# [Extracted entries]
++++++
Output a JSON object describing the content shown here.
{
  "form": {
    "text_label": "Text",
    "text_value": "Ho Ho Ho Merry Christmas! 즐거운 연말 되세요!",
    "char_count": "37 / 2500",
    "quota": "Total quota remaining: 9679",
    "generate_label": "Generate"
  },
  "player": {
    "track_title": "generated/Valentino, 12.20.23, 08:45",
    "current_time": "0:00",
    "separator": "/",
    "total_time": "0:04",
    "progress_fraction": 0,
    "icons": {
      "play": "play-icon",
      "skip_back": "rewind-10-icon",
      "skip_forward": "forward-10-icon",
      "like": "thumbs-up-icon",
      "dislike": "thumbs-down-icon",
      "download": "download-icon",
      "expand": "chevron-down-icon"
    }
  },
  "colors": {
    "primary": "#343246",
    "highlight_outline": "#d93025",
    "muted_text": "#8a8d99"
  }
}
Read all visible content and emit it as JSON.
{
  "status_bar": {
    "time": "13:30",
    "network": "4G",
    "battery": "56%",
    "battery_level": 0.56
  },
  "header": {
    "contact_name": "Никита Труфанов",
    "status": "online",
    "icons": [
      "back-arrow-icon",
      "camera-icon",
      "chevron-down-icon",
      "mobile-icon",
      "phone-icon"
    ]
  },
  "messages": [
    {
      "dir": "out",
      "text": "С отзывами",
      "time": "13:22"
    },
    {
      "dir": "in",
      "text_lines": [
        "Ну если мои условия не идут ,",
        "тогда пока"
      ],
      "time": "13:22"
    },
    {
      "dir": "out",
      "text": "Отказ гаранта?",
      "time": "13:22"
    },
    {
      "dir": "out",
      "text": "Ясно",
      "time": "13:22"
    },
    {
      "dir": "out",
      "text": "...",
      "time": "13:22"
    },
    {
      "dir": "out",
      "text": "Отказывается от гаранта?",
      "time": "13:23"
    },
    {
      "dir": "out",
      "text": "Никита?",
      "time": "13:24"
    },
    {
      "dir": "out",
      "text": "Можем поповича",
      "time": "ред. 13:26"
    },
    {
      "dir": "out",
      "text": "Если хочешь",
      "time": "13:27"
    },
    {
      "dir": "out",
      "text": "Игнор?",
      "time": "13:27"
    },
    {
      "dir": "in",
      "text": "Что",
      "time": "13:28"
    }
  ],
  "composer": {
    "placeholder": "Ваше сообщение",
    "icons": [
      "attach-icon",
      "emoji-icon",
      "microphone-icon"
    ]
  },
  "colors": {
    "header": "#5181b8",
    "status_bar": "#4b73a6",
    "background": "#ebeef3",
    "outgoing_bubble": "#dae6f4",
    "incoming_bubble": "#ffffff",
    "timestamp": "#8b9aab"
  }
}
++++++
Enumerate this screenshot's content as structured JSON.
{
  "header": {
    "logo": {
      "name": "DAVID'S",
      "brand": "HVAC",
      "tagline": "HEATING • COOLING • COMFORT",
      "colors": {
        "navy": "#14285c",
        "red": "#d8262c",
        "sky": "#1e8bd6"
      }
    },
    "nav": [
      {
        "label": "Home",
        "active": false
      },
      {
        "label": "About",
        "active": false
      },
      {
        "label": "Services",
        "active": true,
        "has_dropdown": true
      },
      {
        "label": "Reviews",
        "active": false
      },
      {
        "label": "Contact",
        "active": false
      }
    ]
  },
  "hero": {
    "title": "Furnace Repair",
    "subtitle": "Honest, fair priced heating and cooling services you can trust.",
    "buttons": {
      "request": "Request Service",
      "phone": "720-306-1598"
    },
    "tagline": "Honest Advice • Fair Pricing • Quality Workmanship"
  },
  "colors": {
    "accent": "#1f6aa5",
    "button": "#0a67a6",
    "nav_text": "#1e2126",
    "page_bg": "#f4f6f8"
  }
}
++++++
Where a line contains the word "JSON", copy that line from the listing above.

Output a JSON object describing the content shown here.
Read all visible content and emit it as JSON.
Enumerate this screenshot's content as structured JSON.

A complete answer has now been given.